YOU ARE HERE: LAT HomeCollections

Money Tech | Online Shopper

Navigating Toy Sites Is Almost Child's Play

November 23, 2000|JENNIFER LOWE |

Shopping for toys around the holidays is a frustrating experience. Half of the time, you just don't know what to buy. The other half, you can't find what you want. This Santa has decided to shop online for her five nieces and nephews. Though you don't get to play with toys from the computer, you also don't trip over screaming kids in the aisles.

The battle for Internet toy shoppers like me has been fierce, especially between, whose stock has plunged, and, which had trouble getting its Web site working last Christmas. Since then, Toysrus has teamed with

How do the two rivals compare?

After ordering two toys from each site recently, I give the edge to EToys for its more gentle site and seemingly more creative toys. And based on about 40 minutes spent on EToys, the site seemed better organized.

Maybe I went to the Toysrus site with the attitude I have in its stores--one of being completely overwhelmed. When I typed "Thomas the Tank" in the search window on Toysrus, I got 192 hits. It took me well over an hour to cruise the Toysrus site--and I still couldn't find the right thing for my 5-year-old niece Hailee--yet the experience still beat going to a toy store.

Both sites offered information about the toys, and both have recommendations from outside sources. Toysrus didn't have age information in at least one case--I couldn't tell the suggested age for its best-selling "Harry Potter" game, though it did feature an 11-year-old customer's review.

What ultimately miffed me was that one day after I placed my order, EToys included a $5-off coupon in the Sunday paper. Though it said, "good on orders placed Nov. 4" (the day I ordered), EToys told me in an e-mail that the coupon could not apply to my order because it was already in progress. Toysrus, meanwhile, had a bunch of coupons in its Sunday ad, but they were good only in its retail stores and not on its Web site. ( said the discount already was reflected in its prices.)

Here's a rundown of how I did:

Right off, I spotted the "holiday hot list" (Barbies, Razor scooters, etc.), but I wanted something that wasn't hot. Other categories included "big gifts" ("the box they can't wait to open"), high-tech gifts, one-of-a-kind gifts and toys by age. Shopping for Lauren, 6, in the one-of-a-kind category, I was intrigued by a zither, a stringed musical toy you play with a pick, $29.99. Click. Done.

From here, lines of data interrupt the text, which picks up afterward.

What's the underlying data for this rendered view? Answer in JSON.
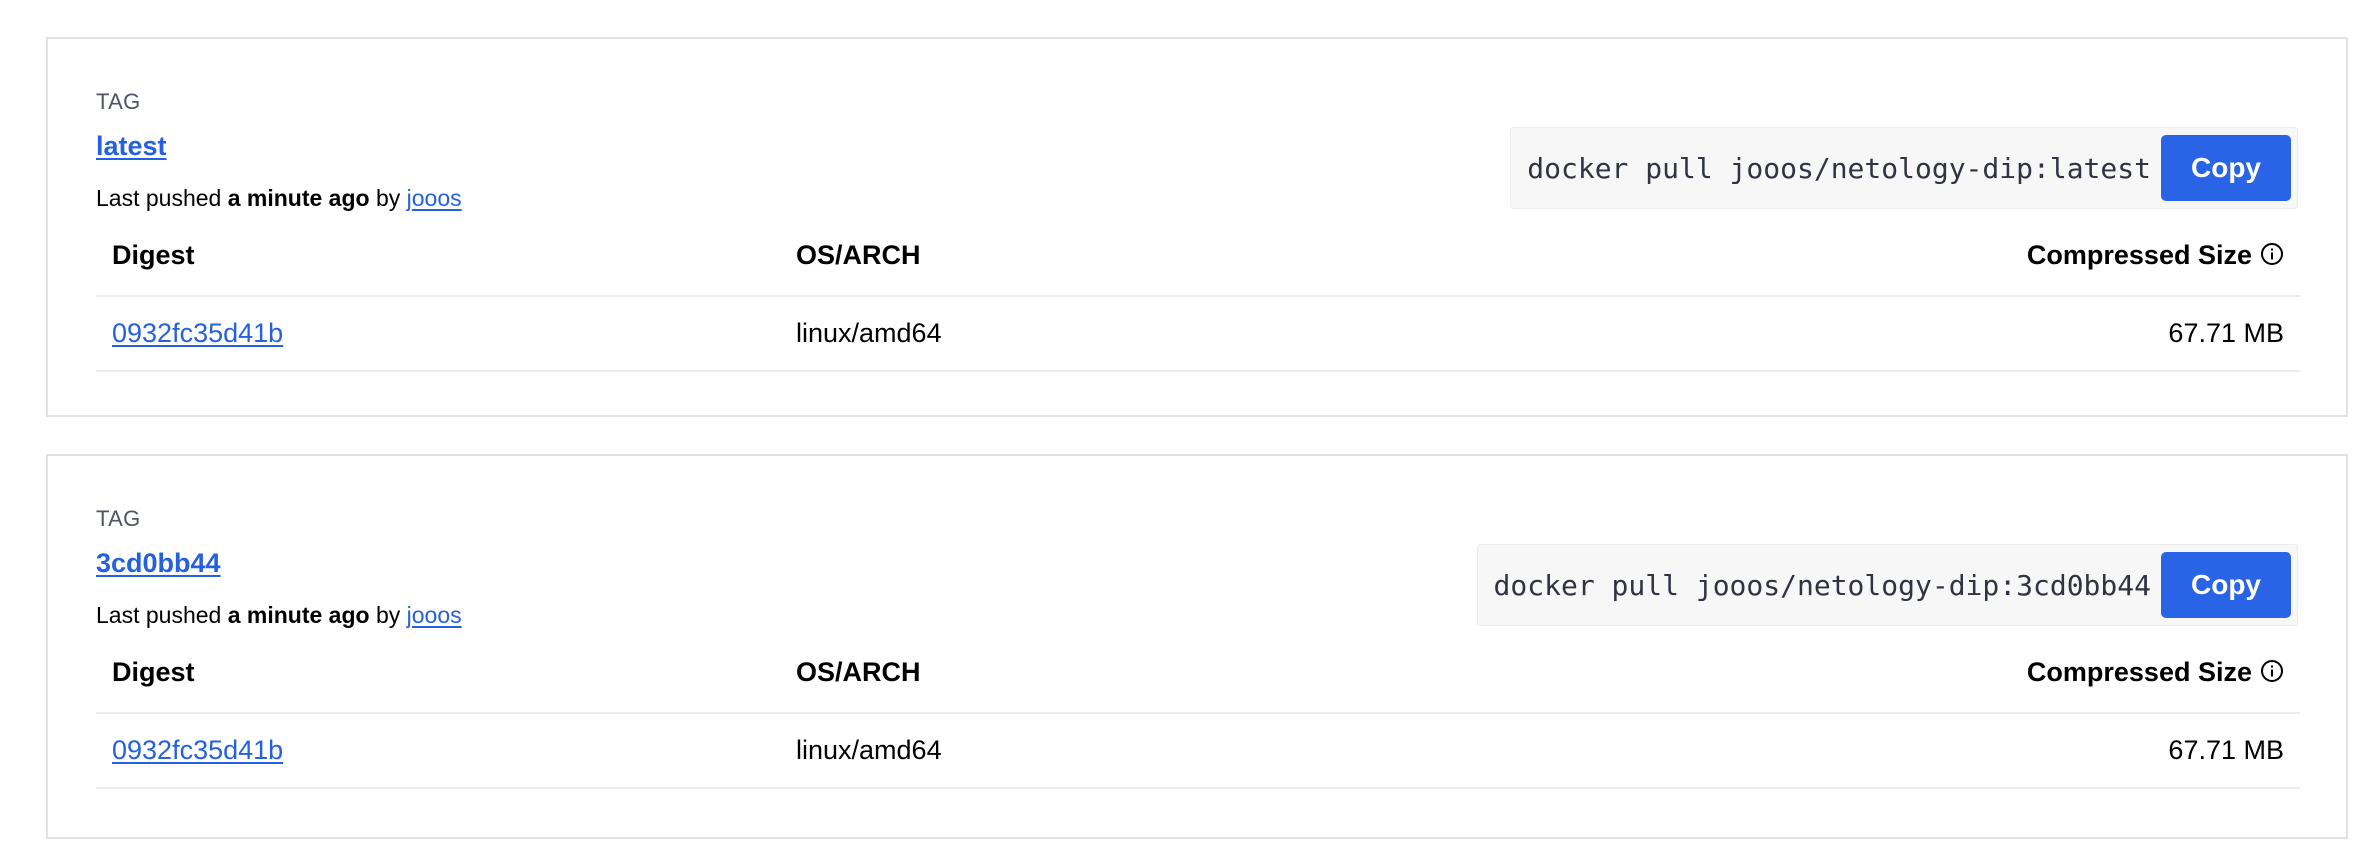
{
  "tags": [
    {
      "caption": "TAG",
      "name": "latest",
      "pushed_prefix": "Last pushed ",
      "pushed_time": "a minute ago",
      "pushed_by_word": " by ",
      "pushed_user": "jooos",
      "pull_command": "docker pull jooos/netology-dip:latest",
      "copy_label": "Copy",
      "table": {
        "headers": {
          "digest": "Digest",
          "os_arch": "OS/ARCH",
          "size": "Compressed Size"
        },
        "rows": [
          {
            "digest": "0932fc35d41b",
            "os_arch": "linux/amd64",
            "size": "67.71 MB"
          }
        ]
      }
    },
    {
      "caption": "TAG",
      "name": "3cd0bb44",
      "pushed_prefix": "Last pushed ",
      "pushed_time": "a minute ago",
      "pushed_by_word": " by ",
      "pushed_user": "jooos",
      "pull_command": "docker pull jooos/netology-dip:3cd0bb44",
      "copy_label": "Copy",
      "table": {
        "headers": {
          "digest": "Digest",
          "os_arch": "OS/ARCH",
          "size": "Compressed Size"
        },
        "rows": [
          {
            "digest": "0932fc35d41b",
            "os_arch": "linux/amd64",
            "size": "67.71 MB"
          }
        ]
      }
    }
  ],
  "colors": {
    "link": "#2560e0",
    "copy_button": "#2a64e6",
    "card_border": "#e1e2e6",
    "pull_box_bg": "#f7f7f8"
  },
  "icons": {
    "size_info": "info-circle-icon"
  }
}
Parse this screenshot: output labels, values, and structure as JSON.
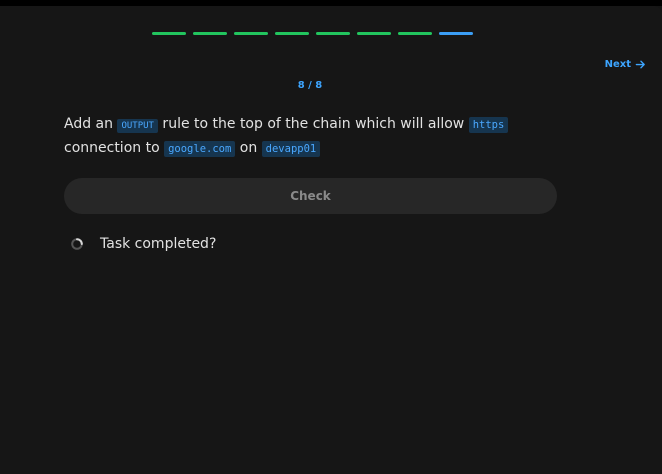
{
  "progress": {
    "total": 8,
    "current": 8
  },
  "nav": {
    "next_label": "Next"
  },
  "counter": "8 / 8",
  "task": {
    "part1": "Add an ",
    "code1": "OUTPUT",
    "part2": " rule to the top of the chain which will allow ",
    "code2": "https",
    "part3": " connection to ",
    "code3": "google.com",
    "part4": " on ",
    "code4": "devapp01"
  },
  "check_button": {
    "label": "Check"
  },
  "status": {
    "label": "Task completed?"
  },
  "colors": {
    "done": "#22c55e",
    "current": "#3b9ef5",
    "accent": "#3da5ff",
    "code_bg": "#16354f"
  },
  "icons": {
    "next": "arrow-right-icon",
    "status": "loading-spinner-icon"
  }
}
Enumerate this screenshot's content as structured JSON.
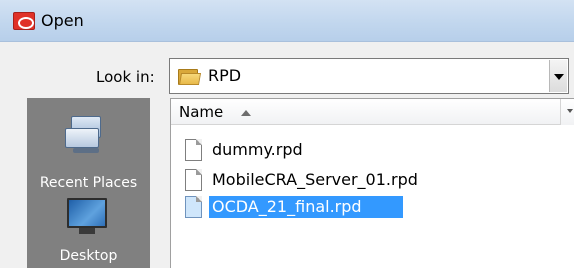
{
  "window": {
    "title": "Open",
    "app_icon": "oracle-logo-icon"
  },
  "look_in": {
    "label": "Look in:",
    "value": "RPD",
    "icon": "folder-icon"
  },
  "places": [
    {
      "label": "Recent Places",
      "icon": "recent-places-icon"
    },
    {
      "label": "Desktop",
      "icon": "desktop-icon"
    }
  ],
  "file_list": {
    "column_header": "Name",
    "sort": "ascending",
    "files": [
      {
        "name": "dummy.rpd",
        "selected": false
      },
      {
        "name": "MobileCRA_Server_01.rpd",
        "selected": false
      },
      {
        "name": "OCDA_21_final.rpd",
        "selected": true
      }
    ]
  },
  "colors": {
    "titlebar": "#c2d7ee",
    "places_bg": "#808080",
    "selection": "#3399ff"
  }
}
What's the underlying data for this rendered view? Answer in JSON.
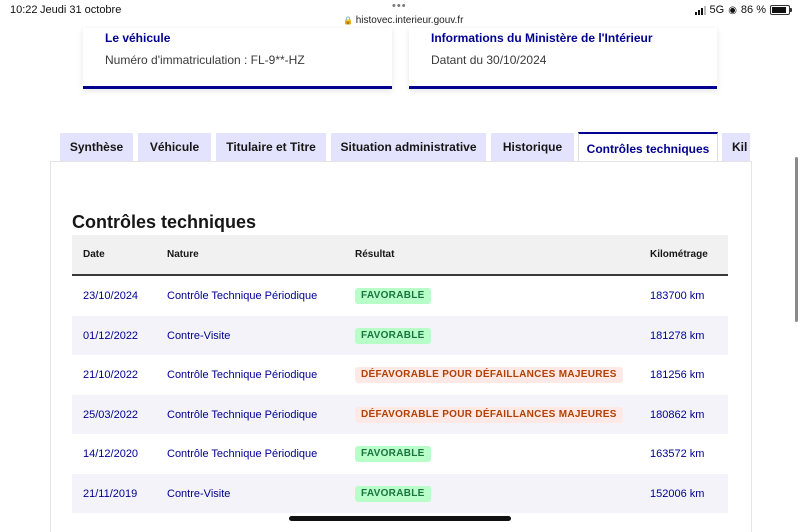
{
  "statusbar": {
    "time": "10:22",
    "date": "Jeudi 31 octobre",
    "dots": "•••",
    "lock_glyph": "🔒",
    "url": "histovec.interieur.gouv.fr",
    "network": "5G",
    "battery_text": "86 %",
    "battery_level": 0.86
  },
  "cards": {
    "vehicle": {
      "title": "Le véhicule",
      "value": "Numéro d'immatriculation : FL-9**-HZ"
    },
    "ministry": {
      "title": "Informations du Ministère de l'Intérieur",
      "value": "Datant du 30/10/2024"
    }
  },
  "tabs": [
    {
      "label": "Synthèse",
      "active": false
    },
    {
      "label": "Véhicule",
      "active": false
    },
    {
      "label": "Titulaire et Titre",
      "active": false
    },
    {
      "label": "Situation administrative",
      "active": false
    },
    {
      "label": "Historique",
      "active": false
    },
    {
      "label": "Contrôles techniques",
      "active": true
    },
    {
      "label": "Kil",
      "active": false
    }
  ],
  "section_title": "Contrôles techniques",
  "table": {
    "headers": {
      "date": "Date",
      "nature": "Nature",
      "result": "Résultat",
      "km": "Kilométrage"
    },
    "rows": [
      {
        "date": "23/10/2024",
        "nature": "Contrôle Technique Périodique",
        "result": "FAVORABLE",
        "status": "ok",
        "km": "183700 km"
      },
      {
        "date": "01/12/2022",
        "nature": "Contre-Visite",
        "result": "FAVORABLE",
        "status": "ok",
        "km": "181278 km"
      },
      {
        "date": "21/10/2022",
        "nature": "Contrôle Technique Périodique",
        "result": "DÉFAVORABLE POUR DÉFAILLANCES MAJEURES",
        "status": "ko",
        "km": "181256 km"
      },
      {
        "date": "25/03/2022",
        "nature": "Contrôle Technique Périodique",
        "result": "DÉFAVORABLE POUR DÉFAILLANCES MAJEURES",
        "status": "ko",
        "km": "180862 km"
      },
      {
        "date": "14/12/2020",
        "nature": "Contrôle Technique Périodique",
        "result": "FAVORABLE",
        "status": "ok",
        "km": "163572 km"
      },
      {
        "date": "21/11/2019",
        "nature": "Contre-Visite",
        "result": "FAVORABLE",
        "status": "ok",
        "km": "152006 km"
      }
    ]
  },
  "colors": {
    "primary": "#000091",
    "tab_inactive": "#e3e3fd",
    "badge_ok_bg": "#b8fec9",
    "badge_ok_text": "#18753c",
    "badge_ko_bg": "#ffe9e6",
    "badge_ko_text": "#b34000",
    "row_alt": "#f3f3f9"
  }
}
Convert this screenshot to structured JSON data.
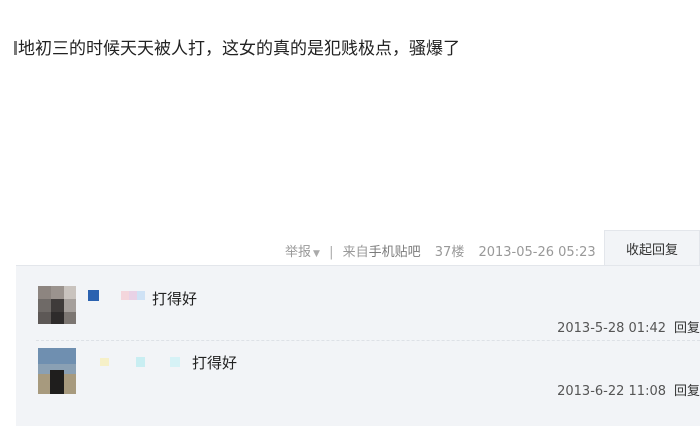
{
  "post": {
    "text": "地初三的时候天天被人打，这女的真的是犯贱极点，骚爆了",
    "report_label": "举报",
    "separator": "|",
    "source_prefix": "来自",
    "source_link": "手机贴吧",
    "floor": "37楼",
    "time": "2013-05-26 05:23",
    "collapse_label": "收起回复"
  },
  "replies": [
    {
      "text": "打得好",
      "time": "2013-5-28 01:42",
      "reply_label": "回复"
    },
    {
      "text": "打得好",
      "time": "2013-6-22 11:08",
      "reply_label": "回复"
    }
  ],
  "colors": {
    "accent_blue": "#2b62b0",
    "panel_bg": "#f2f4f7",
    "meta_gray": "#999999"
  }
}
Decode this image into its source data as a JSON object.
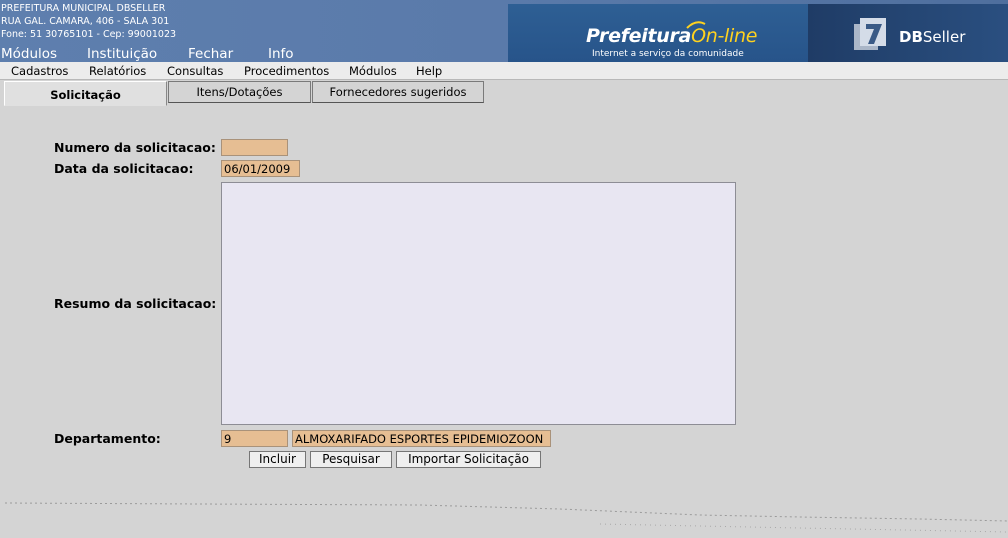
{
  "header": {
    "institution_lines": [
      "PREFEITURA MUNICIPAL DBSELLER",
      "RUA GAL. CAMARA, 406 - SALA 301",
      "Fone: 51 30765101  -  Cep: 99001023"
    ],
    "top_menu": [
      "Módulos",
      "Instituição",
      "Fechar",
      "Info"
    ],
    "banner_title_a": "Prefeitura",
    "banner_title_b": "On-line",
    "banner_subtitle": "Internet a serviço da comunidade",
    "seller_name_a": "DB",
    "seller_name_b": "Seller"
  },
  "menubar": [
    "Cadastros",
    "Relatórios",
    "Consultas",
    "Procedimentos",
    "Módulos",
    "Help"
  ],
  "tabs": [
    "Solicitação",
    "Itens/Dotações",
    "Fornecedores sugeridos"
  ],
  "form": {
    "numero_label": "Numero da solicitacao:",
    "numero_value": "",
    "data_label": "Data da solicitacao:",
    "data_value": "06/01/2009",
    "resumo_label": "Resumo da solicitacao:",
    "resumo_value": "",
    "departamento_label": "Departamento:",
    "departamento_code": "9",
    "departamento_name": "ALMOXARIFADO ESPORTES EPIDEMIOZOON"
  },
  "buttons": {
    "incluir": "Incluir",
    "pesquisar": "Pesquisar",
    "importar": "Importar Solicitação"
  },
  "colors": {
    "header_bg": "#5a7aaa",
    "field_bg": "#e6be93",
    "banner_accent": "#ffd21f"
  }
}
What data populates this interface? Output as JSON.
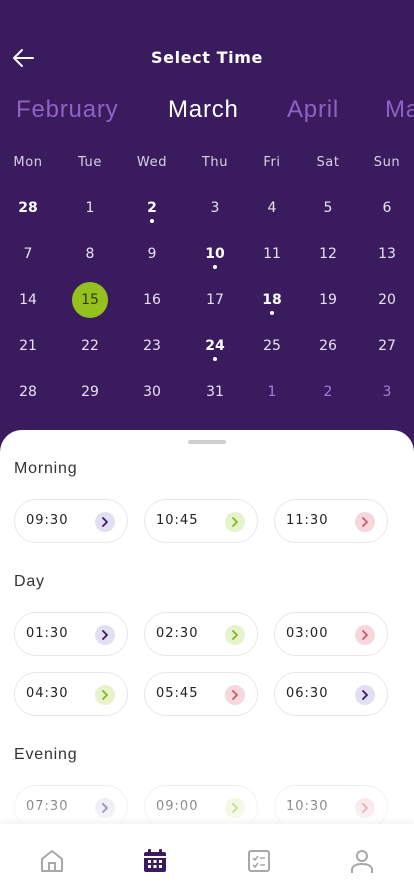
{
  "header": {
    "title": "Select Time",
    "months": [
      "February",
      "March",
      "April",
      "Ma"
    ],
    "active_month": "March",
    "weekdays": [
      "Mon",
      "Tue",
      "Wed",
      "Thu",
      "Fri",
      "Sat",
      "Sun"
    ]
  },
  "calendar": {
    "selected": "15",
    "weeks": [
      [
        {
          "d": "28",
          "bold": true
        },
        {
          "d": "1"
        },
        {
          "d": "2",
          "bold": true,
          "dot": true
        },
        {
          "d": "3"
        },
        {
          "d": "4"
        },
        {
          "d": "5"
        },
        {
          "d": "6"
        }
      ],
      [
        {
          "d": "7"
        },
        {
          "d": "8"
        },
        {
          "d": "9"
        },
        {
          "d": "10",
          "bold": true,
          "dot": true
        },
        {
          "d": "11"
        },
        {
          "d": "12"
        },
        {
          "d": "13"
        }
      ],
      [
        {
          "d": "14"
        },
        {
          "d": "15",
          "selected": true
        },
        {
          "d": "16"
        },
        {
          "d": "17"
        },
        {
          "d": "18",
          "bold": true,
          "dot": true
        },
        {
          "d": "19"
        },
        {
          "d": "20"
        }
      ],
      [
        {
          "d": "21"
        },
        {
          "d": "22"
        },
        {
          "d": "23"
        },
        {
          "d": "24",
          "bold": true,
          "dot": true
        },
        {
          "d": "25"
        },
        {
          "d": "26"
        },
        {
          "d": "27"
        }
      ],
      [
        {
          "d": "28"
        },
        {
          "d": "29"
        },
        {
          "d": "30"
        },
        {
          "d": "31"
        },
        {
          "d": "1",
          "other": true
        },
        {
          "d": "2",
          "other": true
        },
        {
          "d": "3",
          "other": true
        }
      ]
    ]
  },
  "sections": [
    {
      "title": "Morning",
      "slots": [
        {
          "time": "09:30",
          "status": "purple"
        },
        {
          "time": "10:45",
          "status": "green"
        },
        {
          "time": "11:30",
          "status": "pink"
        }
      ]
    },
    {
      "title": "Day",
      "slots": [
        {
          "time": "01:30",
          "status": "purple"
        },
        {
          "time": "02:30",
          "status": "green"
        },
        {
          "time": "03:00",
          "status": "pink"
        },
        {
          "time": "04:30",
          "status": "green"
        },
        {
          "time": "05:45",
          "status": "pink"
        },
        {
          "time": "06:30",
          "status": "purple"
        }
      ]
    },
    {
      "title": "Evening",
      "slots": [
        {
          "time": "07:30",
          "status": "purple"
        },
        {
          "time": "09:00",
          "status": "green"
        },
        {
          "time": "10:30",
          "status": "pink"
        }
      ]
    }
  ],
  "nav": [
    {
      "icon": "home-icon",
      "active": false
    },
    {
      "icon": "calendar-icon",
      "active": true
    },
    {
      "icon": "checklist-icon",
      "active": false
    },
    {
      "icon": "profile-icon",
      "active": false
    }
  ],
  "colors": {
    "background": "#3a1c5e",
    "selected_day": "#95c11f",
    "inactive_month": "#8f62c4",
    "chevron_purple": "#3a1c5e",
    "chevron_green": "#7fb81f",
    "chevron_pink": "#d0586a"
  }
}
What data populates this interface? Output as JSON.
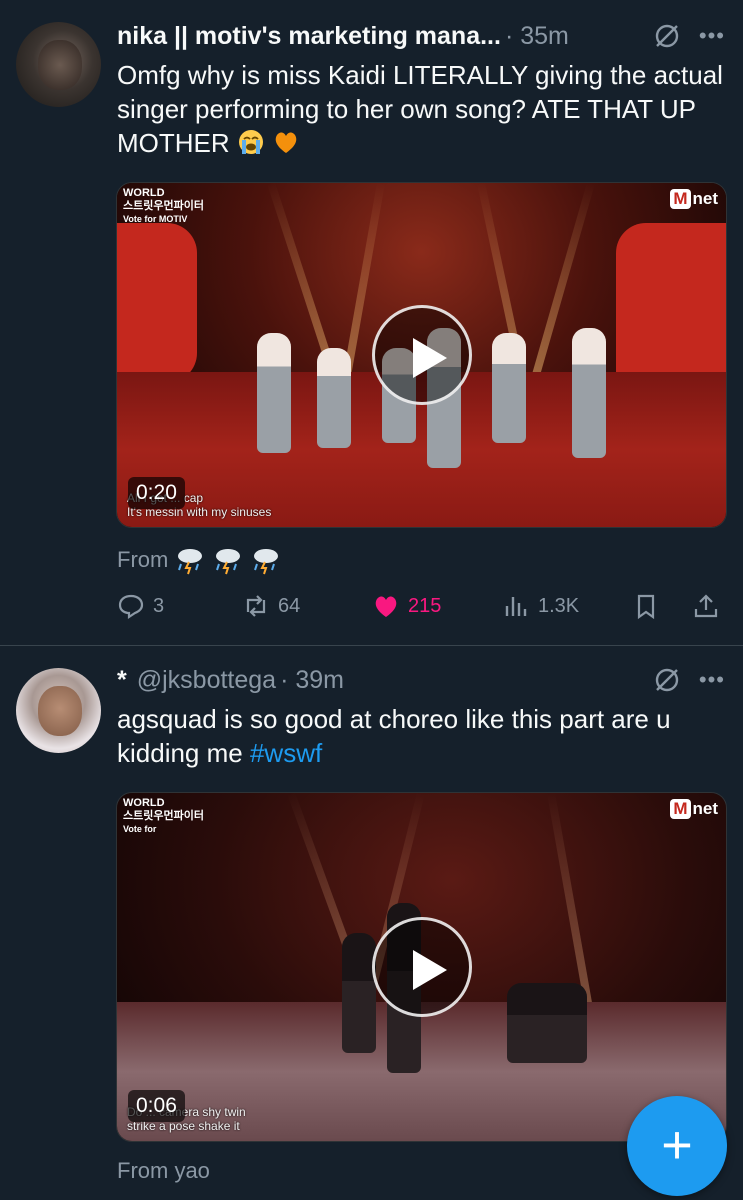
{
  "colors": {
    "background": "#15202b",
    "accent": "#1d9bf0",
    "like": "#f91880",
    "muted": "#8b98a5",
    "text": "#f7f9f9"
  },
  "tweets": [
    {
      "display_name": "nika || motiv's marketing mana...",
      "handle": "",
      "time": "· 35m",
      "text": "Omfg why is miss Kaidi LITERALLY giving the actual singer performing to her own song? ATE THAT UP MOTHER",
      "text_emojis": [
        "loudly-crying-face",
        "orange-heart"
      ],
      "media": {
        "duration": "0:20",
        "caption_line1": "All I got ... cap",
        "caption_line2": "It's messin with my sinuses",
        "logo_left_line1": "WORLD",
        "logo_left_line2": "스트릿우먼파이터",
        "logo_left_line3": "Vote for MOTIV",
        "logo_right": "net",
        "logo_right_mark": "M"
      },
      "from_label": "From",
      "from_emojis": [
        "cloud-with-lightning-and-rain",
        "cloud-with-lightning-and-rain",
        "cloud-with-lightning-and-rain"
      ],
      "stats": {
        "replies": "3",
        "retweets": "64",
        "likes": "215",
        "views": "1.3K"
      }
    },
    {
      "display_name": "*",
      "handle": "@jksbottega",
      "time": "· 39m",
      "text": "agsquad is so good at choreo like this part are u kidding me",
      "hashtag": "#wswf",
      "media": {
        "duration": "0:06",
        "caption_line1": "Do ... camera shy twin",
        "caption_line2": "strike a pose shake it",
        "logo_left_line1": "WORLD",
        "logo_left_line2": "스트릿우먼파이터",
        "logo_left_line3": "Vote for",
        "logo_right": "net",
        "logo_right_mark": "M"
      },
      "from_label": "From yao"
    }
  ],
  "fab": {
    "label": "+"
  }
}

But what to get for James, age 17 months. I clicked on "toy recommendations" but was turned off by the Play-Doh McDonald's Happy Meal Playshop. I remembered the popular Thomas the Tank Engine stories, and a search brought up a push toy and some books, among other things. One book I wanted, though, said, "usually ships in 4 to 5 weeks." But a nifty feature allowed me to see a close-up of a page from a book: "Wave Hello to Thomas," available and discounted 20% to $3.99, would be great with the push toy Thomas, $24.99.

Only glitch: Checking out. The EToys site first showed me at my old address, even though I typed in my new one. Then it showed the gifts going to the address of a previous gift recipient, even though I had specified they should come to me.

Total: $78.68, including $14.85 for shipping (for "premium" 3- to 5-day delivery). I ordered Saturday; it arrived Wednesday.

The site had toys by age, by category (action figures, games, puzzles), hot toys (Presidential Barbie 2000), classic toys, deal of the week, top sellers.

Where to start? Top sellers had lots of Barbies. Shopping by age meant I had to choose from more categories--toys and games, arts and crafts--and clicking through a few, I started feeling overwhelmed. I swore I'd already seen the $15 wizard's hat three times. I put Hailee on hold and searched for Thomas the Tank Engine stuff for Jeremy (15 months). My first two picks were on back order, as was another item in "back-to-basics," a push car. But the Brio firetruck, which a customer rated highly, was in stock, $26.99. Sold.

I still had nothing for Hailee. I was set to buy a collapsible tunnel when I read a customer's review: The photo showed two tunnels, not one, wrote the disappointed customer, and one wasn't enough. At $24.99, two would be too much. Weary, I gave up.

The next day, I flipped through the Toysrus newspaper ad and immediately found Hailee's toy--a Baskin-Robbins Ice Cream Bar Factory, $24.99. I tried to type in the coupon code for this item from the ad, but the site told me the coupon was not necessary.

Total: $68.67, including $16.69 for shipping (for second-day air). I ordered Sunday; the delivery split in half, arriving Wednesday and Thursday.


Shopping for: Toys

Sites visited:,

The good: Not having to deal with screaming kids, their parents or fights over hot toys in a real toy store.

The bad: Though I shopped early, I got aced out of early-shopper promotions on both sites. After I'd ordered, offered $5 off orders of $30 or more; had free shipping on orders of $100 or more. Some items were already out of stock.

Bottom line: It's best to know what you want before you shop.

Los Angeles Times Articles